One potential barrier to these write-downs are the funding mechanisms currently outlined within the Paris Agreement. Article 6 of the agreement, which is currently still being negotiated, allows for rich countries to fund projects in poorer ones through a global carbon offset system. This scheme, wherein rich countries receive “Internationally Transferrable Mitigation Outcome” (ITMO) credits for investment, would increase the risk of double-counting emissions reductions. If a developing country is receiving a debt write-down for making an investment, and that project is funding by someone else, then two countries will claim the same reduction as their own and the market will end up double-counting a single action. This can be avoided by simply reworking the funding terms within projects that qualify for ITMOs: countries are already laying out terms to prevent double-counting, although some developing countries currently oppose them given that others would receive credit for their actions.
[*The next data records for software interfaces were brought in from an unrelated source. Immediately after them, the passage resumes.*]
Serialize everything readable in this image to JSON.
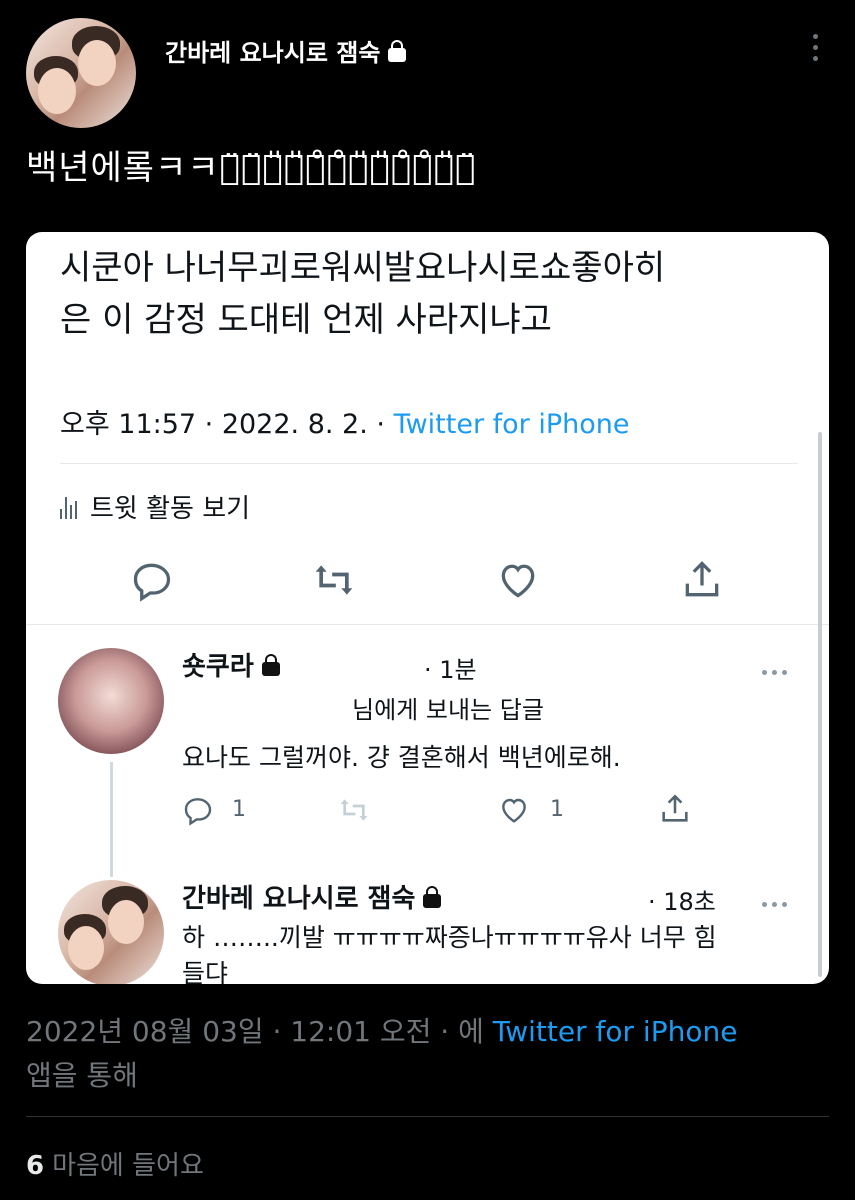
{
  "header": {
    "display_name": "간바레 요나시로 잼숙"
  },
  "tweet": {
    "text": "백년에롴ㅋㅋㅋ̈ㅋ̈ㅋ̎ㅋ̎ㅋ̊ㅋ̊ㅋ̎ㅋ̎ㅋ̊ㅋ̊ㅋ̎ㅋ̈"
  },
  "card": {
    "quote_line1": "시쿤아 나너무괴로워씨발요나시로쇼좋아히",
    "quote_line2": "은 이 감정 도대테 언제 사라지냐고",
    "meta_time": "오후 11:57 · 2022. 8. 2. · ",
    "meta_source": "Twitter for iPhone",
    "activity_label": "트윗 활동 보기",
    "reply1": {
      "name": "숏쿠라",
      "time": "· 1분",
      "replying_to": "님에게 보내는 답글",
      "body": "요나도 그럴꺼야. 걍 결혼해서 백년에로해.",
      "reply_count": "1",
      "like_count": "1"
    },
    "reply2": {
      "name": "간바레 요나시로 잼숙",
      "time": "· 18초",
      "body_line1": "하 ……..끼발 ㅠㅠㅠㅠ짜증나ㅠㅠㅠㅠ유사 너무 힘",
      "body_line2": "들댜"
    }
  },
  "footer": {
    "timestamp": "2022년 08월 03일 · 12:01 오전 · 에 ",
    "source": "Twitter for iPhone",
    "via": "앱을 통해",
    "like_count": "6",
    "like_label": "마음에 들어요"
  },
  "colors": {
    "background": "#000000",
    "link": "#1d9bf0",
    "muted": "#71767b"
  }
}
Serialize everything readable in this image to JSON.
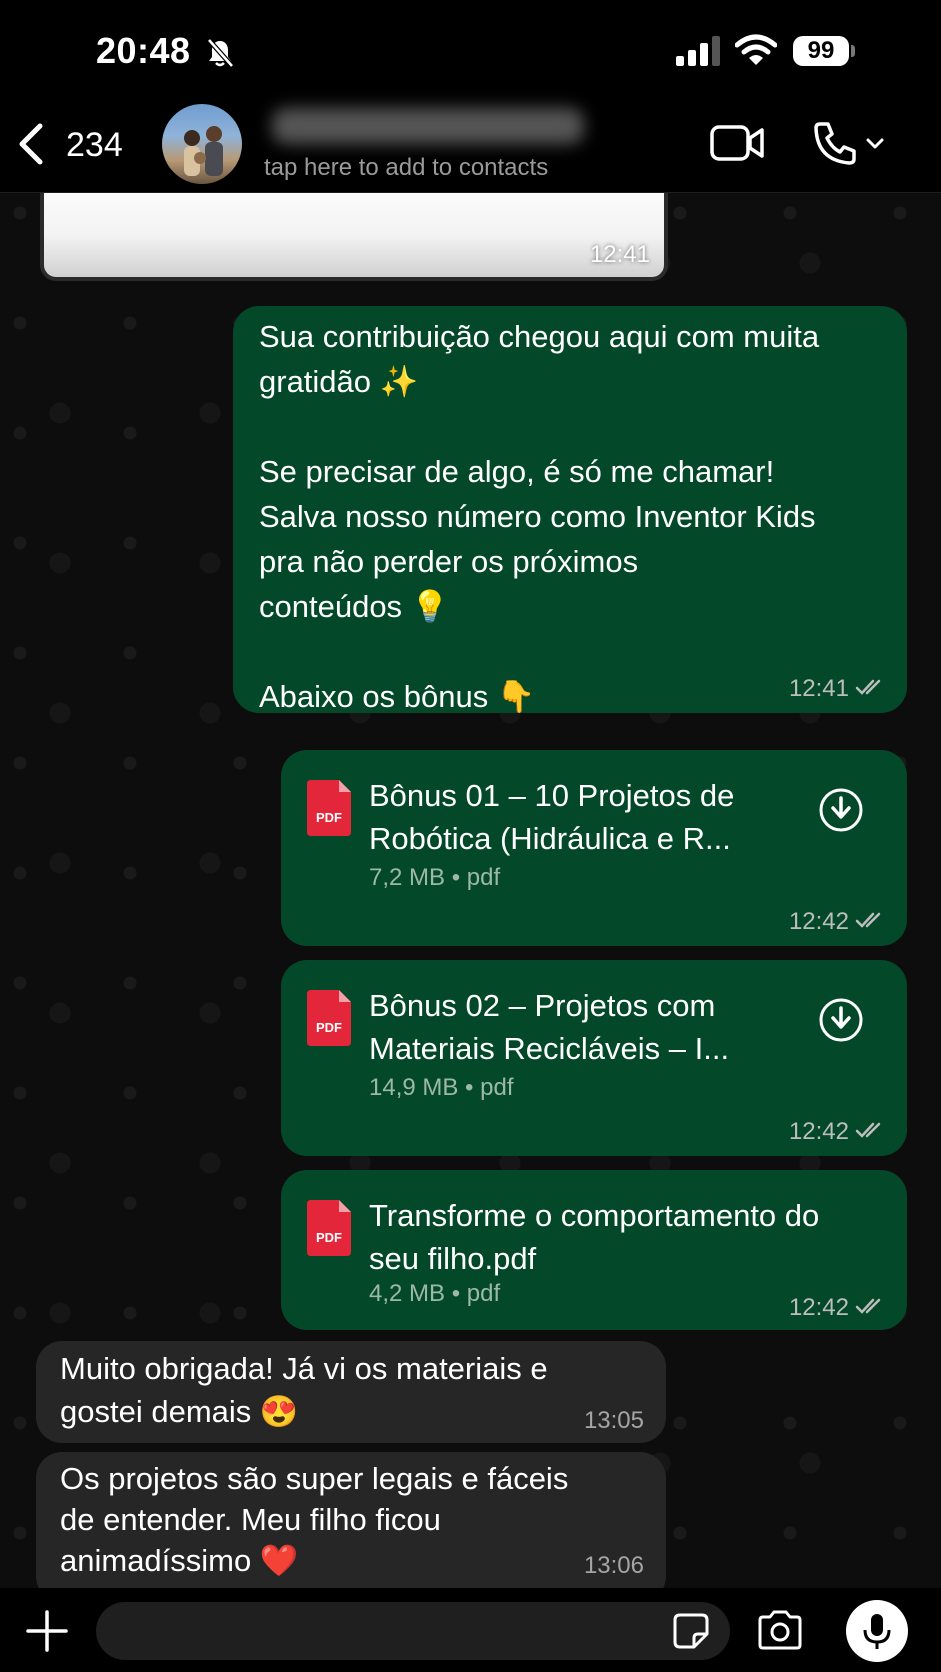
{
  "status_bar": {
    "time": "20:48",
    "battery": "99",
    "icons": [
      "bell-slash-icon",
      "signal-icon",
      "wifi-icon",
      "battery-icon"
    ]
  },
  "header": {
    "back_count": "234",
    "contact_sub": "tap here to add to contacts",
    "icons": [
      "chevron-left-icon",
      "video-icon",
      "phone-icon",
      "chevron-down-icon"
    ]
  },
  "messages": {
    "image_time": "12:41",
    "m1": {
      "text": "Sua contribuição chegou aqui com muita\ngratidão ✨\n\nSe precisar de algo, é só me chamar!\nSalva nosso número como Inventor Kids\npra não perder os próximos\nconteúdos 💡\n\nAbaixo os bônus 👇",
      "time": "12:41"
    },
    "doc1": {
      "icon_label": "PDF",
      "name": "Bônus 01 – 10 Projetos de Robótica (Hidráulica e R...",
      "size": "7,2 MB • pdf",
      "time": "12:42"
    },
    "doc2": {
      "icon_label": "PDF",
      "name": "Bônus 02 – Projetos com Materiais Recicláveis – I...",
      "size": "14,9 MB • pdf",
      "time": "12:42"
    },
    "doc3": {
      "icon_label": "PDF",
      "name": "Transforme o comportamento do seu filho.pdf",
      "size": "4,2 MB • pdf",
      "time": "12:42"
    },
    "in1": {
      "text": "Muito obrigada! Já vi os materiais e\ngostei demais 😍",
      "time": "13:05"
    },
    "in2": {
      "text": "Os projetos são super legais e fáceis\nde entender. Meu filho ficou\nanimadíssimo ❤️",
      "time": "13:06"
    }
  },
  "input_bar": {
    "placeholder": "",
    "icons": [
      "plus-icon",
      "sticker-icon",
      "camera-icon",
      "microphone-icon"
    ]
  },
  "colors": {
    "outgoing_bubble": "#04482a",
    "incoming_bubble": "#262626",
    "pdf_red": "#e3263a",
    "background": "#0d0d0d"
  }
}
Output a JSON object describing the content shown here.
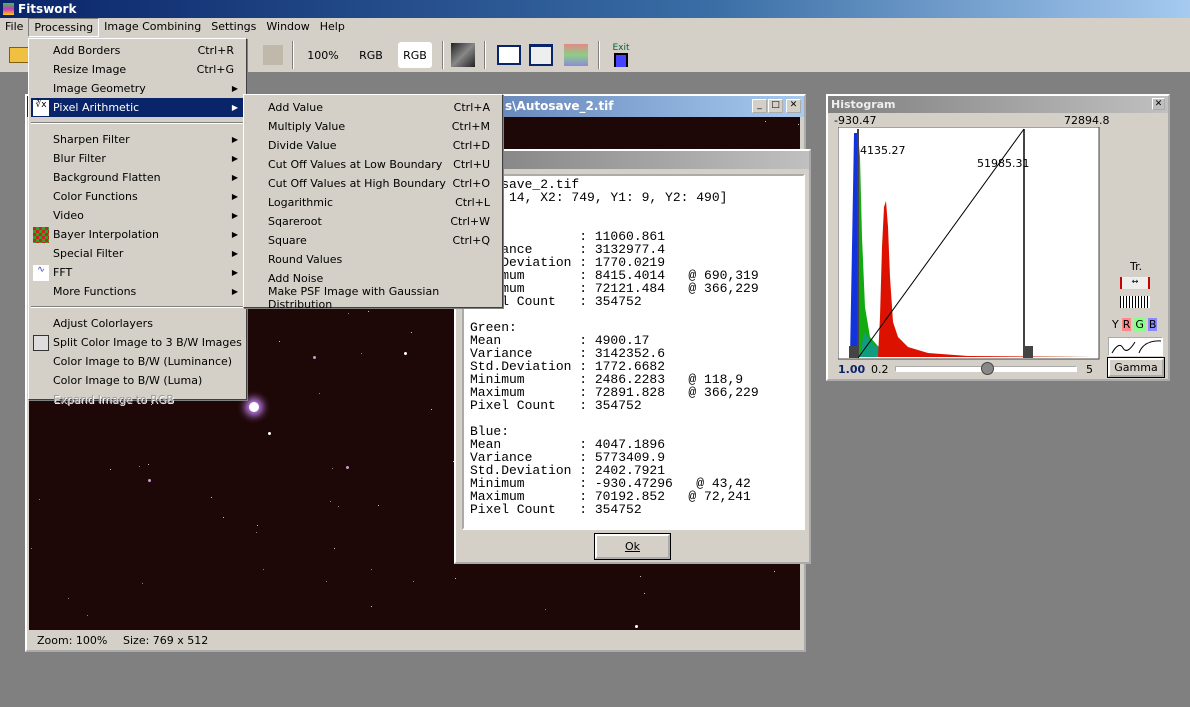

Creating a flexibility mechanism for debt repayment might be a way to overcome this political deadlock, especially if states receive credit for both debt repayment and their climate obligations by taking action (making it more of a “national debt and emissions credit stacking arrangement” than an emissions arrangement at risk of additionality) – although the issue of getting capital to invest in the first place does not disappear.
The idea isn’t perfect – the IMF’s likelihood of reform in this direction is minimal and this whole approach sounds more like a trendy World Bank Program than a potential future feature of IMF loan terms. It also likely does nothing to overcome the core barriers encountered in development economics. However, it does have some potential. The aforementioned Heavily Indebted Poor Countries Initiative offers an interesting approach for what it might entail in Argentina (although as a middle-income country, the program’s eligibility would need to be expanded): Argentina could make investments in zero-carbon energy, sustainable agriculture and low-carbon mining technology and receive debt relief for doing so. In turn, the investments would spur further economic growth and allow the country to make the investments to support its future growth, creating a positive feedback loop on its future potential to repay debt and making it easier to attract investment. The IMF would reduce the risk of needing to write-down its debt in a country whose investments improve their resilience. And everyone gets to say they’re doing their part to fight climate change. Overall, it’s an idea worthy of consideration – so says both my friend and current Democratic Presidential front-runner Joe Biden, who once co-sponsored a bill supporting a vaguely similar sounding proposal. And if a young socialist and Joe Biden can agree one something, it might be worth a second look.